The task: Read the data, and whenever a line holds the word "каталогов", report that line.

Excerpts from an interface dataset:

··········

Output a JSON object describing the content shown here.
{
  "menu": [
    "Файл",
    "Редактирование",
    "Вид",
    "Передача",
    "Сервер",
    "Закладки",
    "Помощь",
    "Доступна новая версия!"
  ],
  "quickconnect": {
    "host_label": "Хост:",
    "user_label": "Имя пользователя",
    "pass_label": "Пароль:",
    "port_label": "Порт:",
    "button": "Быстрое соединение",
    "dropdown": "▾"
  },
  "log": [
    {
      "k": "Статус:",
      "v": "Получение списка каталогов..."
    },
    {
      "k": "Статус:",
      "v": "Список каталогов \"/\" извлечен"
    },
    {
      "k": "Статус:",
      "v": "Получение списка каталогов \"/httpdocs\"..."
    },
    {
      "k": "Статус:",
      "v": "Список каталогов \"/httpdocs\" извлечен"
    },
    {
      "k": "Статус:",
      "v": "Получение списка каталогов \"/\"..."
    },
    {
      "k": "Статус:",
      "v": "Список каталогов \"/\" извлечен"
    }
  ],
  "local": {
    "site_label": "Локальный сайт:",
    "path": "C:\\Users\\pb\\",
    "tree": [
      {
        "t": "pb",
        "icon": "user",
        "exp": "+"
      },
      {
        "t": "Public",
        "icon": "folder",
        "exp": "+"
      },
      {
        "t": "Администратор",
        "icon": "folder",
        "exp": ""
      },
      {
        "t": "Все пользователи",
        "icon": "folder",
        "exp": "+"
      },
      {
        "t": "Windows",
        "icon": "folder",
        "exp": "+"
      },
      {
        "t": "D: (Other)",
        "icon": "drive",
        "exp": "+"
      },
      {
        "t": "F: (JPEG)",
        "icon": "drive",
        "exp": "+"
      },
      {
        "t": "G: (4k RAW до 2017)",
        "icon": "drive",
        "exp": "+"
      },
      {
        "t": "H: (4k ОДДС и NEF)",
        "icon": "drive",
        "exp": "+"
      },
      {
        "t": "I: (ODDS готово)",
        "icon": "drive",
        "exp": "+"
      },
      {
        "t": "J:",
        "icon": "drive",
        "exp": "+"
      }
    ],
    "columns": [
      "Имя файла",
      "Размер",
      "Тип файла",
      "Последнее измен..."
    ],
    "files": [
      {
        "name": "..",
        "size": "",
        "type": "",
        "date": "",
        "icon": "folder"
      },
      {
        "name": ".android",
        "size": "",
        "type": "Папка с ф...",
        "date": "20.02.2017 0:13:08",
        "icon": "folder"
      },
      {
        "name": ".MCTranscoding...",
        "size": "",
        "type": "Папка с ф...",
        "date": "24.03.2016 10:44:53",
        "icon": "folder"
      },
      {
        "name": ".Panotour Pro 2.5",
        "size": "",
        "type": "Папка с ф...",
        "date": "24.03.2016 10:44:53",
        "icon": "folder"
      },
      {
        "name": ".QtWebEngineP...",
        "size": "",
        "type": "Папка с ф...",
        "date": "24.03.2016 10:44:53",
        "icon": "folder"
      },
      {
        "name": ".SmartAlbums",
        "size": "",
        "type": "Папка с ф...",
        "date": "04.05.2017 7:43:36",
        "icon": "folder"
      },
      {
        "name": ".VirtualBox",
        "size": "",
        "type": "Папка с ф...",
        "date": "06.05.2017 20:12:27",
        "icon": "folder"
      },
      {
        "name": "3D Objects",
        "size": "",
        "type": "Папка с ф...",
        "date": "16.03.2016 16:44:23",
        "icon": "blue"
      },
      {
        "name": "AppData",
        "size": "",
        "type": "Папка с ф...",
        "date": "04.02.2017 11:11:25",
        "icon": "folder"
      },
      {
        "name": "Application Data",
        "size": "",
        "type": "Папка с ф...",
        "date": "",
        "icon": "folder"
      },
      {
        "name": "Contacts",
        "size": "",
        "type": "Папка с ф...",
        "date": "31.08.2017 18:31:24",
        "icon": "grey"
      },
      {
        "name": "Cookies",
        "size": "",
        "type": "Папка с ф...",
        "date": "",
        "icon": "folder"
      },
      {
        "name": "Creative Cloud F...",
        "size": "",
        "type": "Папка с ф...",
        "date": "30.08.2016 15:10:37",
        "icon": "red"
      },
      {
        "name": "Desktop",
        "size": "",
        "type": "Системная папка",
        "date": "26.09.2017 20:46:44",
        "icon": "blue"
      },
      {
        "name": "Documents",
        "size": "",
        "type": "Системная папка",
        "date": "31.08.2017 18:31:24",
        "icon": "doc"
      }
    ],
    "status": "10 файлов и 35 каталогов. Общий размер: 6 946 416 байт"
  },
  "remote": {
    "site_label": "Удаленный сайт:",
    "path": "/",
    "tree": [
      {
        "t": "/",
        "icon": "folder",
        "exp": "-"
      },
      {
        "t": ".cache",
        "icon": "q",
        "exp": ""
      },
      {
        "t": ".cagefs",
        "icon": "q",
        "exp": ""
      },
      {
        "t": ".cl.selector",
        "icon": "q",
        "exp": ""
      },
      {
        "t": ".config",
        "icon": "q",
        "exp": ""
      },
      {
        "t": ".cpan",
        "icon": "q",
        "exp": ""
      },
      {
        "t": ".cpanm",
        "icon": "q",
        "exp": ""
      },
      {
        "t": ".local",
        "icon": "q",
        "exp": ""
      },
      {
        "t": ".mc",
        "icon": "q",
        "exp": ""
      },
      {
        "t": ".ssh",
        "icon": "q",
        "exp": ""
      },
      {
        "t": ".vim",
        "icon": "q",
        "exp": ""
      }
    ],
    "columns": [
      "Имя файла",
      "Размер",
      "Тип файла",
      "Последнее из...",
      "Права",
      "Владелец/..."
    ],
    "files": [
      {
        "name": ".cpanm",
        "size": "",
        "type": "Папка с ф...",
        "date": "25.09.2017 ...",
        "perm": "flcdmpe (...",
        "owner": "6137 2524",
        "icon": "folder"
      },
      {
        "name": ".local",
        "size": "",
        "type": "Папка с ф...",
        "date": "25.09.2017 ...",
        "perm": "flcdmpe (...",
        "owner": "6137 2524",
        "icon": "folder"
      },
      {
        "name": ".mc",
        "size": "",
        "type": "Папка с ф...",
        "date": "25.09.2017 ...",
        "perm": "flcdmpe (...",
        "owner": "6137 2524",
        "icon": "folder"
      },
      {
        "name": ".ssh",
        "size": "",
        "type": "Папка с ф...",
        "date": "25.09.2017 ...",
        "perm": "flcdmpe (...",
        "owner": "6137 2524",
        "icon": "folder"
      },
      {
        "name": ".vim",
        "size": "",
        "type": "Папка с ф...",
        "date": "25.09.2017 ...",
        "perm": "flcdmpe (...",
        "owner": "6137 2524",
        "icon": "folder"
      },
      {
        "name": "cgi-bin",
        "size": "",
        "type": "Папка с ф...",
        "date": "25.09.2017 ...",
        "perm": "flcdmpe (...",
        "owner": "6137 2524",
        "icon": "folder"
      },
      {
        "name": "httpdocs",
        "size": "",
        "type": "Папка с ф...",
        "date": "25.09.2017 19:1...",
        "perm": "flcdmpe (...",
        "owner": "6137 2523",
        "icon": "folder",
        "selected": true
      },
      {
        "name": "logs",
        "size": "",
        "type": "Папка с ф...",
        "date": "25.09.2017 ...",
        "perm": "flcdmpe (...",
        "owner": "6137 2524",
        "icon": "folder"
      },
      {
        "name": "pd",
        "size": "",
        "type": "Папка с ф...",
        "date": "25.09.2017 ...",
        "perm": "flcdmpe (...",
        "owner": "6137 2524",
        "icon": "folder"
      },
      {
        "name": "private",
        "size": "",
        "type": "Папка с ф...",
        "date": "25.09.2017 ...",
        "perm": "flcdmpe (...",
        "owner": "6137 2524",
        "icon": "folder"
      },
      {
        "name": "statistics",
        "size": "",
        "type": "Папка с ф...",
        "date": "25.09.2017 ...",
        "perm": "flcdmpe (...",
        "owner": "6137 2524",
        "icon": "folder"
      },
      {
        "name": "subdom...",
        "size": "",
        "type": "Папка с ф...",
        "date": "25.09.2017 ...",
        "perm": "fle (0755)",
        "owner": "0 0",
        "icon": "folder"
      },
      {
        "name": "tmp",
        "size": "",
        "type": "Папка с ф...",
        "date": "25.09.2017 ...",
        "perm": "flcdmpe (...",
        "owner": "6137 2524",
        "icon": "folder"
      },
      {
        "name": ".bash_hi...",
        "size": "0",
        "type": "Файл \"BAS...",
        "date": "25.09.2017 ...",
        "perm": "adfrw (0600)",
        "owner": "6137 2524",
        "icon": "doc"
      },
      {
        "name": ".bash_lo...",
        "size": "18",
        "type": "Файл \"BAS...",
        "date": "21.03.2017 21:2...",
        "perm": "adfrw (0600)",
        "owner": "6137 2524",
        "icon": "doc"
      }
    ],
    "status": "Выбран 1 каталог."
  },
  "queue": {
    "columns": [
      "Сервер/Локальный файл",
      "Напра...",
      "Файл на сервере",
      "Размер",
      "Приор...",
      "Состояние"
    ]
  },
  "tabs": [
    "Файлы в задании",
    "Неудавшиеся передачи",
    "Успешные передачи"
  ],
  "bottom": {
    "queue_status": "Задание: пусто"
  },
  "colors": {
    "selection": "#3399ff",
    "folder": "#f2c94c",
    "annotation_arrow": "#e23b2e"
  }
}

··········

Output for this task:
      "v": "Получение списка каталогов..."
      "v": "Список каталогов \"/\" извлечен"
      "v": "Получение списка каталогов \"/httpdocs\"..."
      "v": "Список каталогов \"/httpdocs\" извлечен"
      "v": "Получение списка каталогов \"/\"..."
      "v": "Список каталогов \"/\" извлечен"
    "status": "10 файлов и 35 каталогов. Общий размер: 6 946 416 байт"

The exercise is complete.